16. Similarly, In an earlier case of Satya Narain v. Dhuja Ram and Ors. : 3SCR20 , this Court held as follows : -
If there is any halt or arrest in progress of the case, the object of the Act will be completely frustrated. We are, therefore, clearly of opinion that the 1st part of Section 81(3) with which we are mainly concerned in this appeal is a peremptory provision and total non-compliance with the same will entail dismissal of the election petition under Section 86 of the Act.
17. This view has been consistently taken all through in all the decided cases of this Court so far. Reliance was, however, placed by the counsel for the respondents on the following observations of Dwivedi, J., in Satya Narain's case:
Our decision restores that primacy of procedure over justice. It make Section 86(1) a tyrannical master. The rigidity of the rule of precedent ties me to its chains. My only hope now is that Parliament would make a just choice between the social interest in the supply of copies by the election petitioner along with his election petition and the social interest in the purity of election by excluding Section 81(3) from the purview of Section 86(1) of the Act.

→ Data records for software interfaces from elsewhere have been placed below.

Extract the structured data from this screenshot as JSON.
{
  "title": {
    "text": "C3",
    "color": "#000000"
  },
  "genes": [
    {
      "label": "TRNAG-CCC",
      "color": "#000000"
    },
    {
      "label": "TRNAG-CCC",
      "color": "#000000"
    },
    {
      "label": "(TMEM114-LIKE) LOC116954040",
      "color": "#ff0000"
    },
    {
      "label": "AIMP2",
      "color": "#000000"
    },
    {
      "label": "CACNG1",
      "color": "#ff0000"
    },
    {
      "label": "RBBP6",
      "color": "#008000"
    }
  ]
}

18. The aforesaid observations express a pious wish but do not at all detract from what has been decided in this case and with which the learned Judge also agreed. Despite these observations, the Parliament in its wisdom has not made any attempt to interfere with the preemptive and mandatory provisions of Section 81(3) resulting in the consequence of dismissal of the petition under Section 86 of the Act.
19. For the reasons given above, we allow the appeals, set aside the judgment of the High Court and dismiss the election petitions in limine under Section 86 of the Act. In the circumstances, there will be no order as to costs.